The task calls for the count of lines containing "close" in these records, given as a number with no other words.

-------- RECORD EXTRACTS --------

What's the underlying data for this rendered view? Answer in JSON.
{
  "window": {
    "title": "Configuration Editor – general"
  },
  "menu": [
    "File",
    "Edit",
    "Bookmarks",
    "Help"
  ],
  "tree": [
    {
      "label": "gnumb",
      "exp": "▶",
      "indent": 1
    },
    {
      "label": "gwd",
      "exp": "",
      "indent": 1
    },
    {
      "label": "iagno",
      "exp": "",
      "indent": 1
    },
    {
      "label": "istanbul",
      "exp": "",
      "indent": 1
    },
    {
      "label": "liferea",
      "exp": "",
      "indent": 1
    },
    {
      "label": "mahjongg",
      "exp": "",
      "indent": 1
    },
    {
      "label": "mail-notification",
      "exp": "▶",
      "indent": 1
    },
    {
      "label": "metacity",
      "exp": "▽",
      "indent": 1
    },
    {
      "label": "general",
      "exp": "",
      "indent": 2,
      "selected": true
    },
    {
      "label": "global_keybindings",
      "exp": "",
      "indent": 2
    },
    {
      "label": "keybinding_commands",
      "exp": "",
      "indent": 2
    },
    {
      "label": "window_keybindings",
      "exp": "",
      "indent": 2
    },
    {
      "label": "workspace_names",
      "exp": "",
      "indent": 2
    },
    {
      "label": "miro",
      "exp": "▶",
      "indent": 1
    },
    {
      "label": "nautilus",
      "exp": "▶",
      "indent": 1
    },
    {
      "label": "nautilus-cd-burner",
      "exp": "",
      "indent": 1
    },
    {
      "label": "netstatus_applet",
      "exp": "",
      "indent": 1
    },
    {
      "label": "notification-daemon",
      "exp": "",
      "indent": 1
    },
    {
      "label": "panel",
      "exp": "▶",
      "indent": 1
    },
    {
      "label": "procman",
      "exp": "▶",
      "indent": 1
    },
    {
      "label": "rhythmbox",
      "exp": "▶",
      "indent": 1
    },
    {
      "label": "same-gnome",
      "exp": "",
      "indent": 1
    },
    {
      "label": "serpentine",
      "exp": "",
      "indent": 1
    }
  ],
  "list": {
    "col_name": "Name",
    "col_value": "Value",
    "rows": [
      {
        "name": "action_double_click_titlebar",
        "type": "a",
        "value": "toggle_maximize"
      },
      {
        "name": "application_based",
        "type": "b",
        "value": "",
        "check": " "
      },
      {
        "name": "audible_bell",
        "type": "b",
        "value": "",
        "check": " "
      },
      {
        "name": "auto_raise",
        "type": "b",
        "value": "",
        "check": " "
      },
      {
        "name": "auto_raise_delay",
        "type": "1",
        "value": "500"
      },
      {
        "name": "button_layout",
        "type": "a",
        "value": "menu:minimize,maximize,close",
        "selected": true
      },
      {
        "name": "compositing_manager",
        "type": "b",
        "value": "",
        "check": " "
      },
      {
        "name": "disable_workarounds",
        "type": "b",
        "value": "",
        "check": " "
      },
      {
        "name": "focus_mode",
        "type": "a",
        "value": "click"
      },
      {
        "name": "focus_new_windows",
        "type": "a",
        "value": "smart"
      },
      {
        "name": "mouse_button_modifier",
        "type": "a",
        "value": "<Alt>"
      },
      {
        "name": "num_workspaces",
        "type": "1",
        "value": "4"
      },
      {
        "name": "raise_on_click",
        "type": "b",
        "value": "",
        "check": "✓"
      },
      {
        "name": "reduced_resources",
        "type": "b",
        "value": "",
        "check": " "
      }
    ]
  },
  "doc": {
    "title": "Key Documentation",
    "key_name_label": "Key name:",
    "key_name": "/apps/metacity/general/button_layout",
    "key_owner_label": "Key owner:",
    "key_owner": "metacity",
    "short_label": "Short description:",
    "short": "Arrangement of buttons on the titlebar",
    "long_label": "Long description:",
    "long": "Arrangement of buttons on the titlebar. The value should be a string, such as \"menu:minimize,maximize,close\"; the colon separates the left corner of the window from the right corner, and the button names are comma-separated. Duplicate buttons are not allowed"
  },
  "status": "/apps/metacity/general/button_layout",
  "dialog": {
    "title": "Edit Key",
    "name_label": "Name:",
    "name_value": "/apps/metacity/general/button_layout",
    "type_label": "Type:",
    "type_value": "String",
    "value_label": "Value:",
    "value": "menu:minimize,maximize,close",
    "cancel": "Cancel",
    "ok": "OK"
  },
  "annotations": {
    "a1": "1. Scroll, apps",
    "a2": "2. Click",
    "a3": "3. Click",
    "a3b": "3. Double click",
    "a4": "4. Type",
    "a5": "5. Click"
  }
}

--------

_RESULT BELOW_:
3